By Ellen Domb, John L. Morris and Michael S. Slocum
David Ullman's new book Making Robust Decisions: Decision Management for Technical, Business, and Service Teams will be valuable to TRIZ practioners in many environments. The techniques and systems in Making Robust Decisions grew out of Dr. Ullman's experiences as an engineer and engineering professor, deciding whether a new system or component was better than the original, with incomplete information about the manufacturing and use of the system. This beginning triggered many years of research on the management of uncertainty in decision-making, and development of ways to make it easy for people to apply the findings of the research.
Ullman is also the author of Accord™ software, which automates calculations and provides visual outputs at various stages of decision making. But the book is not a sales pitch for the software – readers will learn valuable methods and approaches and develop a greatly enhanced understanding of the process of making decisions, both personally and in teams, whether they are interested in the software or not.
TRIZ practitioners are not the only people who can benefit from Making Robust Decisions. Anyone who has multiple options for solving a problem, multiple sources of uncertainty about the impact or outcome of the decision, and multiple sources of information with varying degrees of expertise will learn useful techniques from Ullman's work. TRIZ practitioners historically have complained that their creative ideas are not implemented – robust decisions will help them make decisions that incorporate buy-in to the results, not just superficial agreement that goes along with one of the book's basic principles: "Decision making is a process that commits resources to resolving an issue." A short section on TRIZ in the chapter on developing alternatives will be useful to people who want to give colleagues an introduction to the subject.
Many people will find immediate value in the first chapter with a list of criteria to for determining if you need to make a robust decision – do not waste your time if the problem does not need the process but do not do something less than robust if your problem does.
The discussions of information, uncertainty and the iterative development of criteria for decision-making are clear, useful and fascinating. Ullman points out that processes that require development and "freezing" of criteria before the development of alternatives may sound scientific, but they neglect the learning that takes place as alternatives are developed. For complex problems, researchers often redefine the success criteria during the development of alternative solutions. Robust decision making does not impose artificial constraints. Bayesian statistics are hidden inside the method so that people get the benefit of using them without the need to address them directly.
One of the three case studies tells the story of a group of people developing a desktop video learning system.
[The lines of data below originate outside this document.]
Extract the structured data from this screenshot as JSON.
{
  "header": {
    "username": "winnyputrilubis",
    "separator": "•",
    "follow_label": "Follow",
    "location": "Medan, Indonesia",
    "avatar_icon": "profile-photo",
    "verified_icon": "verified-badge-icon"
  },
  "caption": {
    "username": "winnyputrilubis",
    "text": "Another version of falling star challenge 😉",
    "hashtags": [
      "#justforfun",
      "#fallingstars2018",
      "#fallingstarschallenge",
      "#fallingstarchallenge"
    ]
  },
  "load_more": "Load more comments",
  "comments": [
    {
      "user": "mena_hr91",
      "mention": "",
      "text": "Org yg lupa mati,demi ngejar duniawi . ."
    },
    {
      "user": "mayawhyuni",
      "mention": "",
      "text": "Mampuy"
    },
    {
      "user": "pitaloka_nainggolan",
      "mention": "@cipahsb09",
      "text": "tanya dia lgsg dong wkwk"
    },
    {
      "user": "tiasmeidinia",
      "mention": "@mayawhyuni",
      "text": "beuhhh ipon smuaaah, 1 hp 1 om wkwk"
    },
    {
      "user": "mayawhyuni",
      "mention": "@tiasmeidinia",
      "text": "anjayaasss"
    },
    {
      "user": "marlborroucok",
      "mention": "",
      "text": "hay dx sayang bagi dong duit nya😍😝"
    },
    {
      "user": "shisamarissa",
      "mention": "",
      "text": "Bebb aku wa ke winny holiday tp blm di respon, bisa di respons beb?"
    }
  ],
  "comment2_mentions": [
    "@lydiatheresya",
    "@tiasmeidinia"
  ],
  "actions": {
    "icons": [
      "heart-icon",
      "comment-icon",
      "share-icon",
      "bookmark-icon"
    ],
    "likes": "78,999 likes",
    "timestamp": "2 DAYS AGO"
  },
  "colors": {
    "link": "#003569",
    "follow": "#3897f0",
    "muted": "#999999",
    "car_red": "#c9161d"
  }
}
Two of us participated in that session – one as project leader and one as an observer. Ullman's description of the meeting and the role of the robust decision process is comprehensive and illustrates the flow of the meeting from clarifying the issues, understanding and quantifying criteria, using new understanding to change the definition of the problem and reaching conclusions that the team could act on with commitment to the action plan.
There has been a question about whether the Shewhart Cycle (PDSA) needs a methodology to amplify the completion of the intra-cycle phases. The OODA (observe, orient, decide, act) methodology Dr. Ullman describes could provide the necessary structure to ensure that the decisions being made at each phase of PDSA are optimized and timely. This amplification would enhance the ability of PDSA to produce high quality actions that are robust to environmental noises. This is probably the greatest strength presented in the book and will further the science of making robust decisions in our knowledge-based world.
Ellen Domb is the founder and principal TRIZ consultant of the PQR Group. She is also the founding editor of The TRIZ Journal and a commentator for Real Innovation. Contact Ellen Domb at ellendomb (at) trizpqrgroup.com or visit http://www.trizpqrgroup.com.
John Morris is a learning program manager for the Center of Expertise for Technical Content Development at Hewlett-Packard Company (HP). He has worked at HP for 11 years and is currently responsible for a portfolio of learning solutions addressing innovation, problem solving, decision making, knowledge management, business process management and quality. Contact John L. Morris at john.l.morris (at) hp.com.
Michael S. Slocum, Ph.D., is the principal and chief executive officer of The Inventioneering Company. Contact Michael S. Slocum at michael (at) inventioneeringco.com or visit http://www.inventioneeringco.com.